The American and South Carolina flags were flown at half-staff at the state capitol in Columbia, South Carolina, this week out of respect for the nine African-American people who were killed in an attack on a church in Charleston.
The Confederate flag has stayed at full-staff, noted The Washington Post.
The flag came under scrutiny after a picture of the suspected church gunman, Dylann Storm Roof, posing in front of a car with a Confederate flag license plate surfaced on June 18.
Republican Sen. Lindsey Graham of South Carolina, who is running for president in 2016, was asked by CNN today if the Confederate flag should be removed from the state house, noted Mediaite (video below).
Graham said the decision on whether or to keep it there could be revisited, but added:
"But this is part of who we are. The flag represents, to some people, a civil war, and that was the symbol of one side. To others, it’s a racist symbol, and it’s been used by people, it's been used in a racist way, but the problems we have in South Carolina, throughout the world are not because of a movie or symbols, but what's in people's hearts."
Graham had radically different reactions to Boston Marathon bomber Dzhokhar Tsarnaev in 2013, who he wanted to designate as a "potential enemy combatant," and Roof, who he dismissed as "just whacked out" on June 18 on "The View."
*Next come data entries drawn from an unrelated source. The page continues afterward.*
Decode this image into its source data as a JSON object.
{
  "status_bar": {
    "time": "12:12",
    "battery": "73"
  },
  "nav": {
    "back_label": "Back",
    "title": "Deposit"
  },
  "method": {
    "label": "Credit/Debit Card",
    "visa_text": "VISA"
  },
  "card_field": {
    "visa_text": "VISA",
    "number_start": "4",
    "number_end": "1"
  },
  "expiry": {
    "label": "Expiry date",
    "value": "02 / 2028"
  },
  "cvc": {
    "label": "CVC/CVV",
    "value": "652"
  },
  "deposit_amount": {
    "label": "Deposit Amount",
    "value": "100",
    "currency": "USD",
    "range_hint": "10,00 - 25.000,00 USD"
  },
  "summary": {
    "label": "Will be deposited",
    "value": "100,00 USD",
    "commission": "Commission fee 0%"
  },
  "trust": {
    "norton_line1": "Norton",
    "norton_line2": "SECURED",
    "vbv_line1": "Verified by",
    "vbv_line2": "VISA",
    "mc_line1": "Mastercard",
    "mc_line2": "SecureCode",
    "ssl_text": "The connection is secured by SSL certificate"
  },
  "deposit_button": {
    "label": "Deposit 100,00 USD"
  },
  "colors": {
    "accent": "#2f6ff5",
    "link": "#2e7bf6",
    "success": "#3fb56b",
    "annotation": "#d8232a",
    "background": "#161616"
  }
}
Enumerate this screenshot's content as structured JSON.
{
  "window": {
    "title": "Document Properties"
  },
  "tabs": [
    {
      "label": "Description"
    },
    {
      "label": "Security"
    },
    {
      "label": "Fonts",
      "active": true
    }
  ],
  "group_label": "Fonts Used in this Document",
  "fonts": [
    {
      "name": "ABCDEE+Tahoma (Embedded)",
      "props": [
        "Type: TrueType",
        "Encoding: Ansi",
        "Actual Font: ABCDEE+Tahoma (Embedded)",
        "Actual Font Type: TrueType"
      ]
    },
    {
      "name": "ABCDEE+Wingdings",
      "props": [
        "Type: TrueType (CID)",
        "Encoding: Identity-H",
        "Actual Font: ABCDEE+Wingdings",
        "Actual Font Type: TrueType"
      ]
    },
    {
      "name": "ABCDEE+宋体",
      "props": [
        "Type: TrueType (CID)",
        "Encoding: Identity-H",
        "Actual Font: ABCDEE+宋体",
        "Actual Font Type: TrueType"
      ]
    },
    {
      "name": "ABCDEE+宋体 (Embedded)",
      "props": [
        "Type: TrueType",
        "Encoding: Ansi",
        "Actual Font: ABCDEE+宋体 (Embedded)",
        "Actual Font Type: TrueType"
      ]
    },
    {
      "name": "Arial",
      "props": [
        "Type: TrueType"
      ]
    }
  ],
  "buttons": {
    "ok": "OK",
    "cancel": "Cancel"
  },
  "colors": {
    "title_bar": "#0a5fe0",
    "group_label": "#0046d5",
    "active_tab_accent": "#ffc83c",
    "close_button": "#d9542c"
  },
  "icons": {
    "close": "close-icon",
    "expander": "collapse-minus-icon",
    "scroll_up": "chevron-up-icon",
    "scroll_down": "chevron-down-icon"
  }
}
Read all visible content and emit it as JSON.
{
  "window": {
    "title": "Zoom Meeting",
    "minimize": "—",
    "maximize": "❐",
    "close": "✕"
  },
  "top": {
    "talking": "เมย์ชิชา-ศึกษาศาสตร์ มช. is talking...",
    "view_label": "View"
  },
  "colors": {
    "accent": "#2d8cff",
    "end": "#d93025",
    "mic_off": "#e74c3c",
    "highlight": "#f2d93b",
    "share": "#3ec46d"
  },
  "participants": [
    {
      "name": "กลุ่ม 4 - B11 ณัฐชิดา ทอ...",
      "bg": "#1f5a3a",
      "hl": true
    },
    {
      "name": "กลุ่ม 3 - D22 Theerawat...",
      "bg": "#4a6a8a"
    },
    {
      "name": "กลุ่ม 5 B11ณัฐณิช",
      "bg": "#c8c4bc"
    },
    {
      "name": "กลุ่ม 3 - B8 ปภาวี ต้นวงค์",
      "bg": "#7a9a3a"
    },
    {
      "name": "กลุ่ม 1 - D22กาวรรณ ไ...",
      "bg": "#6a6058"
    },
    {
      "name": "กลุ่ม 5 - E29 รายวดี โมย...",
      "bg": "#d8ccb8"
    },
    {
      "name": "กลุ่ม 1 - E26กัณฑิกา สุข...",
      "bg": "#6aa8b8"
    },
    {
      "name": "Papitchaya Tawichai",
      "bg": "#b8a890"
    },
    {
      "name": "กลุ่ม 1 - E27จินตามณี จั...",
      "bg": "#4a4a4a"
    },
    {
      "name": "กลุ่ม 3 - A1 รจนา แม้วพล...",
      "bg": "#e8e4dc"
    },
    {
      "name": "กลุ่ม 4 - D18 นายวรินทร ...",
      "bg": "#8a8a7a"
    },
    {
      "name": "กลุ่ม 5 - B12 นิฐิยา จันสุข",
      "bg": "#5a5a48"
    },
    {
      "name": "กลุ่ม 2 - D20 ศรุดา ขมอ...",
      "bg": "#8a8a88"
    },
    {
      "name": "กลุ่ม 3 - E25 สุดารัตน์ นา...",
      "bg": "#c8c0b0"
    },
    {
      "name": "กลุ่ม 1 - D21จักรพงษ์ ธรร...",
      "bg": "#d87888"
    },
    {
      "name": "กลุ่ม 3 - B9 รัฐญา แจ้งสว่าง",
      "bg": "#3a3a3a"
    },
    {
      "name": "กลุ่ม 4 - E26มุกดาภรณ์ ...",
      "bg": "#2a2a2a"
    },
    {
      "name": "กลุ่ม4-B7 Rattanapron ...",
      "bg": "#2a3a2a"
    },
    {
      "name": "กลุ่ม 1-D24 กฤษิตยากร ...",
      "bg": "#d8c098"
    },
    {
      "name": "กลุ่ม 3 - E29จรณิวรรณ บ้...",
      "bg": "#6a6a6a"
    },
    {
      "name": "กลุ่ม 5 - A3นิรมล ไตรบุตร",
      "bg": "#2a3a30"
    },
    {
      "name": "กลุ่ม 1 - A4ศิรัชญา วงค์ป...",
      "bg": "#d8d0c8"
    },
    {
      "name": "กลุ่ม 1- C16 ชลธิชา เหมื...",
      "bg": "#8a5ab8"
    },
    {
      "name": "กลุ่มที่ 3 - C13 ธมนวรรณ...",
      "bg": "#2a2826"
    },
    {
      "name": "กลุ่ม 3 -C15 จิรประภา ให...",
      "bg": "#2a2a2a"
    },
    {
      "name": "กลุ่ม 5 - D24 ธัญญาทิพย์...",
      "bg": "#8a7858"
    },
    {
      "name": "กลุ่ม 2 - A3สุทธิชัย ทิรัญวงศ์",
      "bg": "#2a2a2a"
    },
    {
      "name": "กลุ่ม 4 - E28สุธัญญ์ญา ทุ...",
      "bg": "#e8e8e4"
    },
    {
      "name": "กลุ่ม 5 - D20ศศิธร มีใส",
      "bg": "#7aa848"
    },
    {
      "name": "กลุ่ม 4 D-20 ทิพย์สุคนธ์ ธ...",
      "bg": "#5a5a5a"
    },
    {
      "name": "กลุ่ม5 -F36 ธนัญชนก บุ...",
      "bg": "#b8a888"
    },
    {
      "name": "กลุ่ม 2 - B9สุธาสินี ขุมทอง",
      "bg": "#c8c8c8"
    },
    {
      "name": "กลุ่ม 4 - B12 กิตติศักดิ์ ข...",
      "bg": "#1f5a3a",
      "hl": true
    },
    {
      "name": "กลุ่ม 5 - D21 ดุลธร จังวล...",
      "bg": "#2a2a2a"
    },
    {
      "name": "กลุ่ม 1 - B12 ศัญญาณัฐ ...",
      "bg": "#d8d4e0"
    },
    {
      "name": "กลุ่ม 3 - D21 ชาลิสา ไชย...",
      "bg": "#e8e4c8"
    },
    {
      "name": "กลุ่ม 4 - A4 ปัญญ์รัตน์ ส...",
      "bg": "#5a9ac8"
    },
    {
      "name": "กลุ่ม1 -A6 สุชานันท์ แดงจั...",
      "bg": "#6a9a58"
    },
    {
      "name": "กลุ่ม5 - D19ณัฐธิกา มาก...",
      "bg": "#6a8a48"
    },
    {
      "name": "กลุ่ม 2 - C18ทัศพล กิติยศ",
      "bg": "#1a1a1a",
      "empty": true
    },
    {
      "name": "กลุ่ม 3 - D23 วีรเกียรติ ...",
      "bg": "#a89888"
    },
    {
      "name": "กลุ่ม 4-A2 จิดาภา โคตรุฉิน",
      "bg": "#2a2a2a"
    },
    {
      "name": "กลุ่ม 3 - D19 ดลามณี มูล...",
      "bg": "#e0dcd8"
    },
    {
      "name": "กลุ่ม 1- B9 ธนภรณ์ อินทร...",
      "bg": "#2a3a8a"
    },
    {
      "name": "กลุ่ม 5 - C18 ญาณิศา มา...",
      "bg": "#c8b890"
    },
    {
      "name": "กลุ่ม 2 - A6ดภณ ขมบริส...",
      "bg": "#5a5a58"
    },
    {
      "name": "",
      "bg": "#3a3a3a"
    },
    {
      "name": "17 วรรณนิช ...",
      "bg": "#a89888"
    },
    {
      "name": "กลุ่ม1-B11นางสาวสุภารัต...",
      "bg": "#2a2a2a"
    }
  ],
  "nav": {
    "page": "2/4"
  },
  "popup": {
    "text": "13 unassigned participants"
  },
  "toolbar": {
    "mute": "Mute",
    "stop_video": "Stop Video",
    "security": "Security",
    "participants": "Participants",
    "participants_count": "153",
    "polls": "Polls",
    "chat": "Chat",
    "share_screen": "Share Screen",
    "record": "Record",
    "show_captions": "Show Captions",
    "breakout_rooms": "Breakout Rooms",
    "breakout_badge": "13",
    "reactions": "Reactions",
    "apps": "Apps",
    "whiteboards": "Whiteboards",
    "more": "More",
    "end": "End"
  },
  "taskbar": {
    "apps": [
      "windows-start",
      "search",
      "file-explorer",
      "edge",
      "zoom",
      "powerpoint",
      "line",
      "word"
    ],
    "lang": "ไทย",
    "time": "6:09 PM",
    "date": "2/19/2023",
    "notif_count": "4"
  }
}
Republican Rep. Mark Sanford of South Carolina told MSNBC on June 18 that the Confederate flag flying at the state capitol was an imperfect compromise, but later added that "another population" in South Carolina sees the flag as "a symbol of heritage, it's a symbol of states' rights, it's a symbol of my great-great-grandfather died in some battle in Manassas or Bull Run or who knows where."